“The thing that’s always in the back of our mind is that we’re trying to get better with each album and song,” says Pat. “There’s a constant striving to improve and progress. We really try to experiment, push ourselves into places we wouldn’t normally go and try to avoid being formulaic about things. We like to throw unexpected things into the mix and see what happens. When we’re writing, we know we’re on to something when we get that chill down the spine. We might be playing around with a riff or a chord change and when we stumble on something and get that feeling, we know we’re heading down the right path. That sort of informs our writing process.”
Those spine-tingling moments are numerous on their latest album, Grappling, where instead of relying on the writing skills of the McGowan brothers, there has been a collaborative approach that has proved fruitful: there’s a cohesion that has far exceeded the talent shown on previous releases. Indeed, that attitude of trying things for the sheer hell of it led to the creation of one of the tracks, as bassist Jamie Wolff explains.
“The song Dr. Abraham was originally two separate songs and it was Pat who suggested we try to smash them together,” he says. “That sounded really inappropriate at the time, but we tried it. Of course, we had to adapt it a bit, but it really worked and that’s an example of us being open to different approaches.”
On stage, there are similarities to Genesis, mostly due to frontman Dan McGowan’s spoken, storytelling introductions to the songs. It’s something he admits the rest of the band aren’t necessarily always keen on, but he believes it’s a perfect opportunity to explain the lyrical concepts to the audience.
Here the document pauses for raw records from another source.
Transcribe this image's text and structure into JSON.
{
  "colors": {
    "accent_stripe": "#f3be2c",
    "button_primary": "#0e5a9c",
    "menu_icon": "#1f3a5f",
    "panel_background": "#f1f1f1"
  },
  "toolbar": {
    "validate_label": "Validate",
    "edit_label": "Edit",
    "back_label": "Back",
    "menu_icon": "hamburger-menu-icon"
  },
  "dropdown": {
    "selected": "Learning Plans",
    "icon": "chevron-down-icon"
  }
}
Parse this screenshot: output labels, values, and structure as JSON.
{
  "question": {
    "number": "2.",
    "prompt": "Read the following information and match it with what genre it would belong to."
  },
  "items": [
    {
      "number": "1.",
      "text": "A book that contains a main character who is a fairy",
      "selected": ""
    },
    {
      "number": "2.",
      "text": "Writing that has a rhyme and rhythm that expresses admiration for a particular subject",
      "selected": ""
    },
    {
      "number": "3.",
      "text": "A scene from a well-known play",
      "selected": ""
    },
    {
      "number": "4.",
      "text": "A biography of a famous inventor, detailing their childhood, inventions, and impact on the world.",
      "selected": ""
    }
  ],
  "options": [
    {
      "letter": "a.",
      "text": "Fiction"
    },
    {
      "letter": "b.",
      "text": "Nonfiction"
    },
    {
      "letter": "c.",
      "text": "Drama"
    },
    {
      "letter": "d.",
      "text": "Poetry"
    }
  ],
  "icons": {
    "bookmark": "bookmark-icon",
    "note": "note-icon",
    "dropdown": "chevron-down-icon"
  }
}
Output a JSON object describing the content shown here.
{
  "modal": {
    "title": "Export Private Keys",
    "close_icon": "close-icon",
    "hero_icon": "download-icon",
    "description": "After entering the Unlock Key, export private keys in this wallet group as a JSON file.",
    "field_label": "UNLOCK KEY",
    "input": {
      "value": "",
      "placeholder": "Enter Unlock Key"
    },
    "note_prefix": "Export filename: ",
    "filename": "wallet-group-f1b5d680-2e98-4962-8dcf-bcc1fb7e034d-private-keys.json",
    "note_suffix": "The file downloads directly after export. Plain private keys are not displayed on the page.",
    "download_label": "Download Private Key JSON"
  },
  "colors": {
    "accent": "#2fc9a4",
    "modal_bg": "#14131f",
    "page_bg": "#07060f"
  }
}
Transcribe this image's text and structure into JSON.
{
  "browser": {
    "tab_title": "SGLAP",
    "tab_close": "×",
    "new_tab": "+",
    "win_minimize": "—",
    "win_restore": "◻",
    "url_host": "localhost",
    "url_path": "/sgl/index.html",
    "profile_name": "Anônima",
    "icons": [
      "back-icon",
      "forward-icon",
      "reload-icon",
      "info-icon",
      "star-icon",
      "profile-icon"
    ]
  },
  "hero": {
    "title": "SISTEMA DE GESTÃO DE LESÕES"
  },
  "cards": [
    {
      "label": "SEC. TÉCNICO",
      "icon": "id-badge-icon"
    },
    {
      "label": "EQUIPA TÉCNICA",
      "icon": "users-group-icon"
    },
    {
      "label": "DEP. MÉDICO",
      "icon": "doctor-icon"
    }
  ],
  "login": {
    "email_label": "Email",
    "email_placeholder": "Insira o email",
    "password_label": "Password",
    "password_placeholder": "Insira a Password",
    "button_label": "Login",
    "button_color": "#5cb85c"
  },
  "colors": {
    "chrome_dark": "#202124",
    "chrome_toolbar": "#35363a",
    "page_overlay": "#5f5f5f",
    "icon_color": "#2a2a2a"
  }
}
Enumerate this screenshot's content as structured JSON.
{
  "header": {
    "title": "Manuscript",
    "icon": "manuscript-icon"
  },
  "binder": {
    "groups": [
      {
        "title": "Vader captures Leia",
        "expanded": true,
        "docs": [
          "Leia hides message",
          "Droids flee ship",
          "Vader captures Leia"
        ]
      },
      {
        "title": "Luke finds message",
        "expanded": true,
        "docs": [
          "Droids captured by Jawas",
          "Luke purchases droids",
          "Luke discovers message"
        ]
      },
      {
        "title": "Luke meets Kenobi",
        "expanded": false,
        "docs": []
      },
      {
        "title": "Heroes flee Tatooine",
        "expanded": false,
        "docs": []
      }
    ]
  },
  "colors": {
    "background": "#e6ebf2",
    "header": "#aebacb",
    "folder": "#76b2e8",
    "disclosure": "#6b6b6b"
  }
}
“I do try to add a theatrical element because the stories are very abstract, much to the chagrin of the rest of the band,” he says. “The lyrics make sense to me but not to a lot of other people and I kind of like that. I like to be creative in every aspect and feel it’s a missed opportunity if I don’t do it. It probably goes down better with those in the audience who aren’t progressive fans. They’re not there judging or comparing as there’s no point of reference for them. We aren’t trying to emulate prog bands from the 70s but just trying to engage with the audience’s imagination.”
“Thankfully our music can transcend a lot of genres,” adds Pat. “We worked hard on our presentation and trying to make it a very engaging artistic experience. So we can get away with playing some of the trendier venues because we’re kind of like that cool, weird band, you know? When the pioneers of prog in the 70s were coming on the scene, they didn’t know they were prog bands – they were just making interesting music. I think that attitude is coming around again.”
Grappling is out now (self-released). For more information, see www.theteaclub.net.